Records for processing START
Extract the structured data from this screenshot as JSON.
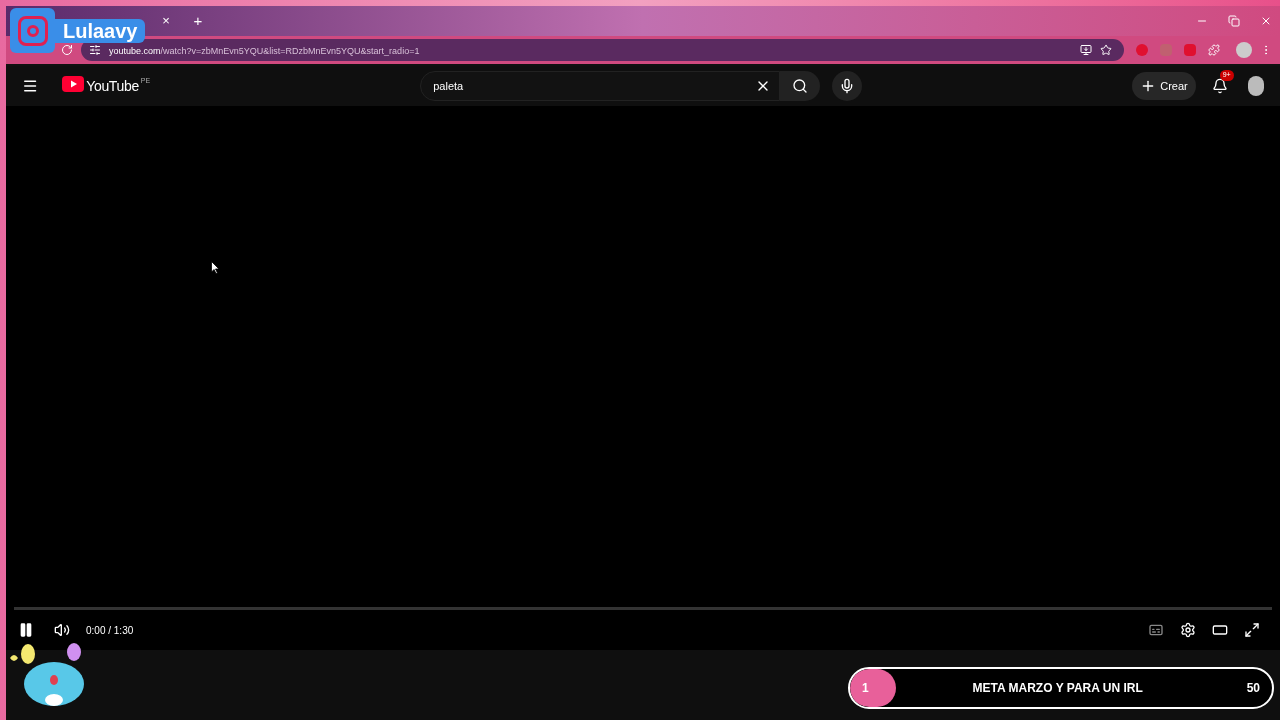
{
  "overlay": {
    "social_handle": "Lulaavy"
  },
  "browser": {
    "tab_close": "×",
    "new_tab": "+",
    "url_host": "youtube.com",
    "url_path": "/watch?v=zbMnEvn5YQU&list=RDzbMnEvn5YQU&start_radio=1"
  },
  "youtube": {
    "logo": "YouTube",
    "region": "PE",
    "search": {
      "value": "paleta"
    },
    "create_button": "Crear",
    "notification_badge": "9+"
  },
  "player": {
    "time": "0:00 / 1:30",
    "playing": true
  },
  "goal_bar": {
    "count": "1",
    "title": "META MARZO Y PARA UN IRL",
    "target": "50",
    "level": 0.02
  }
}
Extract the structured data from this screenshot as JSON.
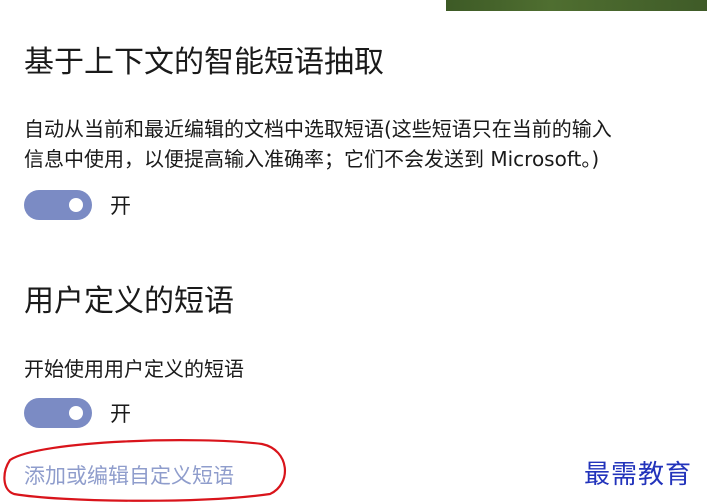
{
  "section1": {
    "title": "基于上下文的智能短语抽取",
    "description_line1": "自动从当前和最近编辑的文档中选取短语(这些短语只在当前的输入",
    "description_line2": "信息中使用，以便提高输入准确率；它们不会发送到 Microsoft。)",
    "toggle_state": true,
    "toggle_label": "开"
  },
  "section2": {
    "title": "用户定义的短语",
    "description": "开始使用用户定义的短语",
    "toggle_state": true,
    "toggle_label": "开",
    "link_label": "添加或编辑自定义短语"
  },
  "watermark": "最需教育",
  "colors": {
    "toggle_on": "#7b8bc4",
    "link": "#8f9dcc",
    "annotation": "#d9141b",
    "watermark": "#2233bb"
  }
}
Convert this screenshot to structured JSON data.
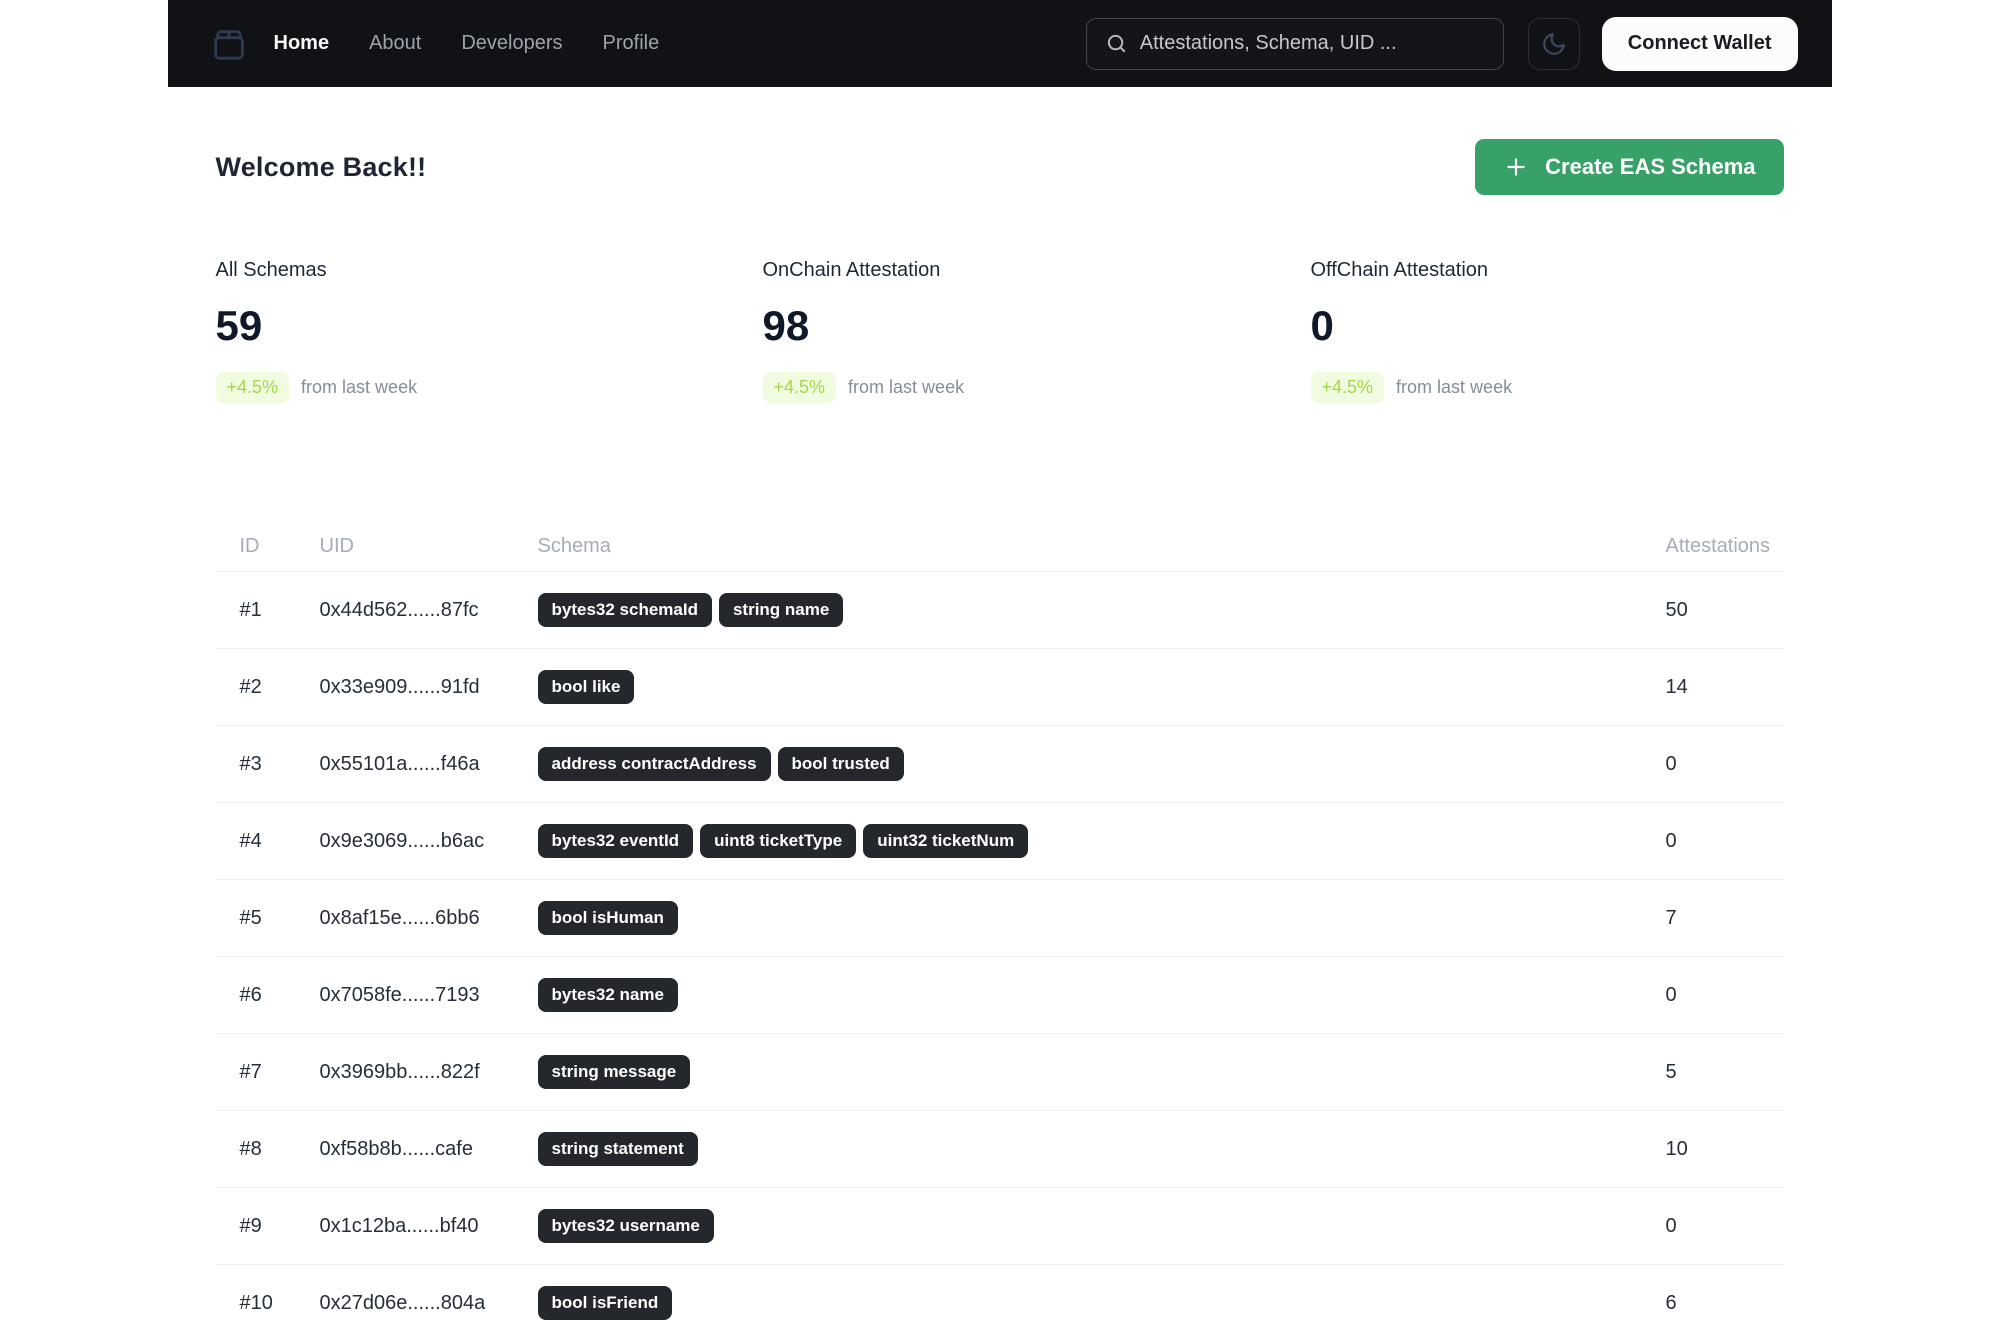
{
  "navbar": {
    "logo_icon": "package-icon",
    "items": [
      "Home",
      "About",
      "Developers",
      "Profile"
    ],
    "active_item": "Home",
    "search_placeholder": "Attestations, Schema, UID ...",
    "theme_toggle_icon": "moon-icon",
    "connect_wallet_label": "Connect Wallet"
  },
  "header": {
    "title": "Welcome Back!!",
    "create_button_label": "Create EAS Schema",
    "create_button_icon": "plus-icon"
  },
  "stats": [
    {
      "label": "All Schemas",
      "value": "59",
      "delta": "+4.5%",
      "note": "from last week"
    },
    {
      "label": "OnChain Attestation",
      "value": "98",
      "delta": "+4.5%",
      "note": "from last week"
    },
    {
      "label": "OffChain Attestation",
      "value": "0",
      "delta": "+4.5%",
      "note": "from last week"
    }
  ],
  "table": {
    "columns": [
      "ID",
      "UID",
      "Schema",
      "Attestations"
    ],
    "rows": [
      {
        "id": "#1",
        "uid": "0x44d562......87fc",
        "schema": [
          "bytes32 schemaId",
          "string name"
        ],
        "attestations": "50"
      },
      {
        "id": "#2",
        "uid": "0x33e909......91fd",
        "schema": [
          "bool like"
        ],
        "attestations": "14"
      },
      {
        "id": "#3",
        "uid": "0x55101a......f46a",
        "schema": [
          "address contractAddress",
          "bool trusted"
        ],
        "attestations": "0"
      },
      {
        "id": "#4",
        "uid": "0x9e3069......b6ac",
        "schema": [
          "bytes32 eventId",
          "uint8 ticketType",
          "uint32 ticketNum"
        ],
        "attestations": "0"
      },
      {
        "id": "#5",
        "uid": "0x8af15e......6bb6",
        "schema": [
          "bool isHuman"
        ],
        "attestations": "7"
      },
      {
        "id": "#6",
        "uid": "0x7058fe......7193",
        "schema": [
          "bytes32 name"
        ],
        "attestations": "0"
      },
      {
        "id": "#7",
        "uid": "0x3969bb......822f",
        "schema": [
          "string message"
        ],
        "attestations": "5"
      },
      {
        "id": "#8",
        "uid": "0xf58b8b......cafe",
        "schema": [
          "string statement"
        ],
        "attestations": "10"
      },
      {
        "id": "#9",
        "uid": "0x1c12ba......bf40",
        "schema": [
          "bytes32 username"
        ],
        "attestations": "0"
      },
      {
        "id": "#10",
        "uid": "0x27d06e......804a",
        "schema": [
          "bool isFriend"
        ],
        "attestations": "6"
      }
    ]
  },
  "colors": {
    "navbar_bg": "#101216",
    "accent_green": "#38a169",
    "delta_bg": "#f1fbdf",
    "delta_text": "#a0d949",
    "pill_bg": "#24272c",
    "row_border": "#edf0f5"
  }
}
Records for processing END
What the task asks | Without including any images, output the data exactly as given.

Response to the exercise |
Extract the structured data from this screenshot as JSON.
{
  "overlay": {
    "social_handle": "Lulaavy"
  },
  "browser": {
    "tab_close": "×",
    "new_tab": "+",
    "url_host": "youtube.com",
    "url_path": "/watch?v=zbMnEvn5YQU&list=RDzbMnEvn5YQU&start_radio=1"
  },
  "youtube": {
    "logo": "YouTube",
    "region": "PE",
    "search": {
      "value": "paleta"
    },
    "create_button": "Crear",
    "notification_badge": "9+"
  },
  "player": {
    "time": "0:00 / 1:30",
    "playing": true
  },
  "goal_bar": {
    "count": "1",
    "title": "META MARZO Y PARA UN IRL",
    "target": "50",
    "level": 0.02
  }
}
Extract the structured data from this screenshot as JSON.
{
  "section1": {
    "title": "基于上下文的智能短语抽取",
    "description_line1": "自动从当前和最近编辑的文档中选取短语(这些短语只在当前的输入",
    "description_line2": "信息中使用，以便提高输入准确率；它们不会发送到 Microsoft。)",
    "toggle_state": true,
    "toggle_label": "开"
  },
  "section2": {
    "title": "用户定义的短语",
    "description": "开始使用用户定义的短语",
    "toggle_state": true,
    "toggle_label": "开",
    "link_label": "添加或编辑自定义短语"
  },
  "watermark": "最需教育",
  "colors": {
    "toggle_on": "#7b8bc4",
    "link": "#8f9dcc",
    "annotation": "#d9141b",
    "watermark": "#2233bb"
  }
}
Convert this screenshot to structured JSON data.
{
  "navbar": {
    "logo_icon": "package-icon",
    "items": [
      "Home",
      "About",
      "Developers",
      "Profile"
    ],
    "active_item": "Home",
    "search_placeholder": "Attestations, Schema, UID ...",
    "theme_toggle_icon": "moon-icon",
    "connect_wallet_label": "Connect Wallet"
  },
  "header": {
    "title": "Welcome Back!!",
    "create_button_label": "Create EAS Schema",
    "create_button_icon": "plus-icon"
  },
  "stats": [
    {
      "label": "All Schemas",
      "value": "59",
      "delta": "+4.5%",
      "note": "from last week"
    },
    {
      "label": "OnChain Attestation",
      "value": "98",
      "delta": "+4.5%",
      "note": "from last week"
    },
    {
      "label": "OffChain Attestation",
      "value": "0",
      "delta": "+4.5%",
      "note": "from last week"
    }
  ],
  "table": {
    "columns": [
      "ID",
      "UID",
      "Schema",
      "Attestations"
    ],
    "rows": [
      {
        "id": "#1",
        "uid": "0x44d562......87fc",
        "schema": [
          "bytes32 schemaId",
          "string name"
        ],
        "attestations": "50"
      },
      {
        "id": "#2",
        "uid": "0x33e909......91fd",
        "schema": [
          "bool like"
        ],
        "attestations": "14"
      },
      {
        "id": "#3",
        "uid": "0x55101a......f46a",
        "schema": [
          "address contractAddress",
          "bool trusted"
        ],
        "attestations": "0"
      },
      {
        "id": "#4",
        "uid": "0x9e3069......b6ac",
        "schema": [
          "bytes32 eventId",
          "uint8 ticketType",
          "uint32 ticketNum"
        ],
        "attestations": "0"
      },
      {
        "id": "#5",
        "uid": "0x8af15e......6bb6",
        "schema": [
          "bool isHuman"
        ],
        "attestations": "7"
      },
      {
        "id": "#6",
        "uid": "0x7058fe......7193",
        "schema": [
          "bytes32 name"
        ],
        "attestations": "0"
      },
      {
        "id": "#7",
        "uid": "0x3969bb......822f",
        "schema": [
          "string message"
        ],
        "attestations": "5"
      },
      {
        "id": "#8",
        "uid": "0xf58b8b......cafe",
        "schema": [
          "string statement"
        ],
        "attestations": "10"
      },
      {
        "id": "#9",
        "uid": "0x1c12ba......bf40",
        "schema": [
          "bytes32 username"
        ],
        "attestations": "0"
      },
      {
        "id": "#10",
        "uid": "0x27d06e......804a",
        "schema": [
          "bool isFriend"
        ],
        "attestations": "6"
      }
    ]
  },
  "colors": {
    "navbar_bg": "#101216",
    "accent_green": "#38a169",
    "delta_bg": "#f1fbdf",
    "delta_text": "#a0d949",
    "pill_bg": "#24272c",
    "row_border": "#edf0f5"
  }
}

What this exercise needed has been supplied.